----- DATA UNDER STUDY -----
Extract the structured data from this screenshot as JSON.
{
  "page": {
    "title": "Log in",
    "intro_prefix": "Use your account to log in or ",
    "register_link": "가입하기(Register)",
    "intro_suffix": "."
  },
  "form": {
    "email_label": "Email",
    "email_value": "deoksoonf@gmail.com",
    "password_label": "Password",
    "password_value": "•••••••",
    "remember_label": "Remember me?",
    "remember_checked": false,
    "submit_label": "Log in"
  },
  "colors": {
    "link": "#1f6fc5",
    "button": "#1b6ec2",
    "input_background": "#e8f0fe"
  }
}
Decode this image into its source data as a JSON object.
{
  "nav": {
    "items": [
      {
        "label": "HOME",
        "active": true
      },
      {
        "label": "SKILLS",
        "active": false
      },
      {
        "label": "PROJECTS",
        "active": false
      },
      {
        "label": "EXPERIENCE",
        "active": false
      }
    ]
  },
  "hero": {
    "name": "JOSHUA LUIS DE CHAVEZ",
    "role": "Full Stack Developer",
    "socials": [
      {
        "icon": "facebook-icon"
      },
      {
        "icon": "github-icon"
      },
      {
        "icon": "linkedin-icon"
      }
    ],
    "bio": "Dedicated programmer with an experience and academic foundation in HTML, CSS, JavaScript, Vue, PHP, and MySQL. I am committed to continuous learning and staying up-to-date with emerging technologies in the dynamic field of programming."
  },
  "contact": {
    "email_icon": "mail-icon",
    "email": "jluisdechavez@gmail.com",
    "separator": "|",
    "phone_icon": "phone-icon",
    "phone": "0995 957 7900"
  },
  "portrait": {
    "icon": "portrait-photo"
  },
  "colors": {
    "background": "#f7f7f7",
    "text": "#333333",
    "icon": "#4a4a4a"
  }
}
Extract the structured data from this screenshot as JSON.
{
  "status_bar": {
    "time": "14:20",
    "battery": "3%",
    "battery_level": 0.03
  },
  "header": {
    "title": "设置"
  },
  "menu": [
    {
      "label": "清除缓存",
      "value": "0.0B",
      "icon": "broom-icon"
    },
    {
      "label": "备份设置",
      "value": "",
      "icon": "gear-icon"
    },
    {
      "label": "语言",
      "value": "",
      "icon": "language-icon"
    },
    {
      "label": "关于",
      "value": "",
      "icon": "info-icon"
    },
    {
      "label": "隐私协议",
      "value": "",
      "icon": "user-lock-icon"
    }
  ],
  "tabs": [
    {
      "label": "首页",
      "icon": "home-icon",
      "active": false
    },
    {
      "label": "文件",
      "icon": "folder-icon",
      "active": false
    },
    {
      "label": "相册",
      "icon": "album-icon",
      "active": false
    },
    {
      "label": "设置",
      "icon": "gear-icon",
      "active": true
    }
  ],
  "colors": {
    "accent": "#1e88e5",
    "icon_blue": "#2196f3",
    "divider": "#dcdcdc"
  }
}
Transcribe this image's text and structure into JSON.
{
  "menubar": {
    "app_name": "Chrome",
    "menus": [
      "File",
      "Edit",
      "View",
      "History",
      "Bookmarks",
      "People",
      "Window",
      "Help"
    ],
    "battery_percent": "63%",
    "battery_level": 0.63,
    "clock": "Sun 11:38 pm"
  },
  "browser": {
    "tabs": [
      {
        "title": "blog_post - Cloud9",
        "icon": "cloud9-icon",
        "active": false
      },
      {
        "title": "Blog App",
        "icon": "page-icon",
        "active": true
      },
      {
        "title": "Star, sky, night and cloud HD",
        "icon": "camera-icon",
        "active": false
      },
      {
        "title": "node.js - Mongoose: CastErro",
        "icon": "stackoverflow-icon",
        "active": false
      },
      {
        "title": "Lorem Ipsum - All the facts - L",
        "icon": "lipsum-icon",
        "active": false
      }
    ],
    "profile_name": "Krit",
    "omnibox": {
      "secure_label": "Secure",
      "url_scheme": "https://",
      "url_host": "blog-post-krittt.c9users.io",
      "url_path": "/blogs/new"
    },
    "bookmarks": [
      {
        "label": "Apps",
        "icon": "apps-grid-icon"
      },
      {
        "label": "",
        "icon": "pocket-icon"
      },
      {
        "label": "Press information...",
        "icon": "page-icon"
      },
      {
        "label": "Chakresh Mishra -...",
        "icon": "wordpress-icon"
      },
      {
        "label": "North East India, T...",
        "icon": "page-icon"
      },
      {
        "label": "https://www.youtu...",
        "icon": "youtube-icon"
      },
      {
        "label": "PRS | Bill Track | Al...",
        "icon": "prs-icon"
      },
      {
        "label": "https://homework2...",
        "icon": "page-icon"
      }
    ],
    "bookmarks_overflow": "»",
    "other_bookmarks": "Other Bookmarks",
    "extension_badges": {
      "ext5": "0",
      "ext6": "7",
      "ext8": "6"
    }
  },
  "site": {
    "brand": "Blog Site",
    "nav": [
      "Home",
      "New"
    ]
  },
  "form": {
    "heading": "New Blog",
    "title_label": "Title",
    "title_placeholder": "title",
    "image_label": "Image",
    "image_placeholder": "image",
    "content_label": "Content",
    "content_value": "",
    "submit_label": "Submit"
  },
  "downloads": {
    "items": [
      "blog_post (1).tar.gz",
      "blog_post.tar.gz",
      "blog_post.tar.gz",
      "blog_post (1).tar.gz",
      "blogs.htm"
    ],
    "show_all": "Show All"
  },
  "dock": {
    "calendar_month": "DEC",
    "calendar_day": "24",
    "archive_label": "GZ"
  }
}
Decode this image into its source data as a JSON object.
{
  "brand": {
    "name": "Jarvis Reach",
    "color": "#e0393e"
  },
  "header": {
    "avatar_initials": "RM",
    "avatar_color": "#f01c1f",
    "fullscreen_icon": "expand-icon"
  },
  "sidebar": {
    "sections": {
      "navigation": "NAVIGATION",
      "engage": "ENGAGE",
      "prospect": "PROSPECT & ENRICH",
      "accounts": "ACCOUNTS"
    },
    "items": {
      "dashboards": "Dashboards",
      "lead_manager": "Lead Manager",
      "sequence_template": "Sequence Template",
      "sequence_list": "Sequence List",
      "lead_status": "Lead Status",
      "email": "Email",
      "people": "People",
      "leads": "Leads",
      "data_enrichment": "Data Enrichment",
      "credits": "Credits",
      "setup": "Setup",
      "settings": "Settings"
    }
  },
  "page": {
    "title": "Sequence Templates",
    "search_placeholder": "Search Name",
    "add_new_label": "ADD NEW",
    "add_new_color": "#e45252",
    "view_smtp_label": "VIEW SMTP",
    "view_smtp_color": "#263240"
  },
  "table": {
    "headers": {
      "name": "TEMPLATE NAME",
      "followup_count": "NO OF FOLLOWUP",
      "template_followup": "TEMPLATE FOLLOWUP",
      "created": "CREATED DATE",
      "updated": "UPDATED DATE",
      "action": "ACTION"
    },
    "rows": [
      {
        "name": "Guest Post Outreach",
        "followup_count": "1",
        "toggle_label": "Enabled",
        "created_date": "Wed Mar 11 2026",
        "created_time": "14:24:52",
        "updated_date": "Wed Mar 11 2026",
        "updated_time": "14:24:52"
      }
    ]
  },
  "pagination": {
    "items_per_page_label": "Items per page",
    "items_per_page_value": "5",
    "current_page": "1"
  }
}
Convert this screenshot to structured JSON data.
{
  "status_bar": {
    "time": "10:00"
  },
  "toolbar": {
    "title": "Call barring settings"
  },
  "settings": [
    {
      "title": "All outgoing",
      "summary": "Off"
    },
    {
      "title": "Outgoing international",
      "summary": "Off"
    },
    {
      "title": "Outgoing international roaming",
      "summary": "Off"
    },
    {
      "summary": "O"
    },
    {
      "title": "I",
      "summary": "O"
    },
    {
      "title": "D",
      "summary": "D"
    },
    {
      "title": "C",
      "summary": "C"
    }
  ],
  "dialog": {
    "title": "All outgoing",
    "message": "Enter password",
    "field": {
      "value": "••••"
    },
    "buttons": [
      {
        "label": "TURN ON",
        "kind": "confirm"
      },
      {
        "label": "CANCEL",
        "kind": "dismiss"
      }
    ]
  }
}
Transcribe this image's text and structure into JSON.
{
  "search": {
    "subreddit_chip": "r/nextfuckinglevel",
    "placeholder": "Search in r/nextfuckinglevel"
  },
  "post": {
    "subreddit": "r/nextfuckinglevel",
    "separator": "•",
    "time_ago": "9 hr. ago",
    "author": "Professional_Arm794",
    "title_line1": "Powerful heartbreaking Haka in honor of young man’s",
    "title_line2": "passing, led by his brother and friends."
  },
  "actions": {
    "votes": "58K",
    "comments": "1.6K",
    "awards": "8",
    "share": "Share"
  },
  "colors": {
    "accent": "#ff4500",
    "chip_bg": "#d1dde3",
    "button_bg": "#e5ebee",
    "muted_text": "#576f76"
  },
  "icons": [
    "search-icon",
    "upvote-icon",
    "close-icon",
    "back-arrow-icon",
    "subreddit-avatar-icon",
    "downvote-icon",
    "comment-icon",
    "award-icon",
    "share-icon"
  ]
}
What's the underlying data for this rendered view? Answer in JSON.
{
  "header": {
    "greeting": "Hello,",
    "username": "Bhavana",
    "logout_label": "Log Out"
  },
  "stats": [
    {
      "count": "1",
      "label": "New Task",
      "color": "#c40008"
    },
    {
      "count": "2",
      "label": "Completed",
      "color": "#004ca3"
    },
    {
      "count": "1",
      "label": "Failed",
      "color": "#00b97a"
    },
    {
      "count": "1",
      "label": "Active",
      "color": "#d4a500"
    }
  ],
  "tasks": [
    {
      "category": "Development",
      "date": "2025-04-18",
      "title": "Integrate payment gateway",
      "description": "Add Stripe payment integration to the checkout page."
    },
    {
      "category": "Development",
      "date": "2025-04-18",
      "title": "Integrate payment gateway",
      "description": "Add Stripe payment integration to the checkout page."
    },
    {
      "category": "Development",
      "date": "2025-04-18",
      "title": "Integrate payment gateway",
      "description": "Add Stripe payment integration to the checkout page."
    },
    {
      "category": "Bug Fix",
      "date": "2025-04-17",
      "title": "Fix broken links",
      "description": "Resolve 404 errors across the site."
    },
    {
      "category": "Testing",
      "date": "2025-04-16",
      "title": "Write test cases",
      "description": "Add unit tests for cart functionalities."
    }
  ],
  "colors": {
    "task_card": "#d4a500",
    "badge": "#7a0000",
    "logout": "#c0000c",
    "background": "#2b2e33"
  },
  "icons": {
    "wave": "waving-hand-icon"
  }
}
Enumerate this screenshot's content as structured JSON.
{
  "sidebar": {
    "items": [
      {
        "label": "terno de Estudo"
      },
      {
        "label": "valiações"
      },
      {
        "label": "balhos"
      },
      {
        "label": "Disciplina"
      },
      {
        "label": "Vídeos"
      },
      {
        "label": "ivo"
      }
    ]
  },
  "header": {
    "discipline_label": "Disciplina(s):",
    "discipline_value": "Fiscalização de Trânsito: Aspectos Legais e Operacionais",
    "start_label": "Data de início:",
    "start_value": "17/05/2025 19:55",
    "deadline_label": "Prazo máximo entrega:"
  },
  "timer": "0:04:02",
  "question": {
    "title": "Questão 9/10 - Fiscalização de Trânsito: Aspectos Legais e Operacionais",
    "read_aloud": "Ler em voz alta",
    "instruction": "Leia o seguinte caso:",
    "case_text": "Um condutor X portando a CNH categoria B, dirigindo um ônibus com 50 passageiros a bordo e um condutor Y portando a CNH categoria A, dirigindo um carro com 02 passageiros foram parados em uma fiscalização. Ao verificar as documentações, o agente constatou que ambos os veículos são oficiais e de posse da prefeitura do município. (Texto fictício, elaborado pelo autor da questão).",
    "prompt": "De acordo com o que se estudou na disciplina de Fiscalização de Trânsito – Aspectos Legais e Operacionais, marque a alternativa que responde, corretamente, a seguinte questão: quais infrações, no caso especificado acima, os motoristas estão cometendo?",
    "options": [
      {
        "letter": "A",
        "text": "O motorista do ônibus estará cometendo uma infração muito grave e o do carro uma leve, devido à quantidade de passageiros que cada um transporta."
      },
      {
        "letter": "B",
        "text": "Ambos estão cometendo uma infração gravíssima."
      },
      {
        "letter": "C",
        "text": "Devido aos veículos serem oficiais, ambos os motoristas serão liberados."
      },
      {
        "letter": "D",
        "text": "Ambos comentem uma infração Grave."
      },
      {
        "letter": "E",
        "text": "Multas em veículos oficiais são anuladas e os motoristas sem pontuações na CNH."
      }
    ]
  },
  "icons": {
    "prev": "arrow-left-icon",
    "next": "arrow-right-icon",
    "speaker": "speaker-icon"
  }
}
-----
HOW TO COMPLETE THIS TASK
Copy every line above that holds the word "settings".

EXERCISE RESULT
      "settings": "Settings"
    "title": "Call barring settings"
  "settings": [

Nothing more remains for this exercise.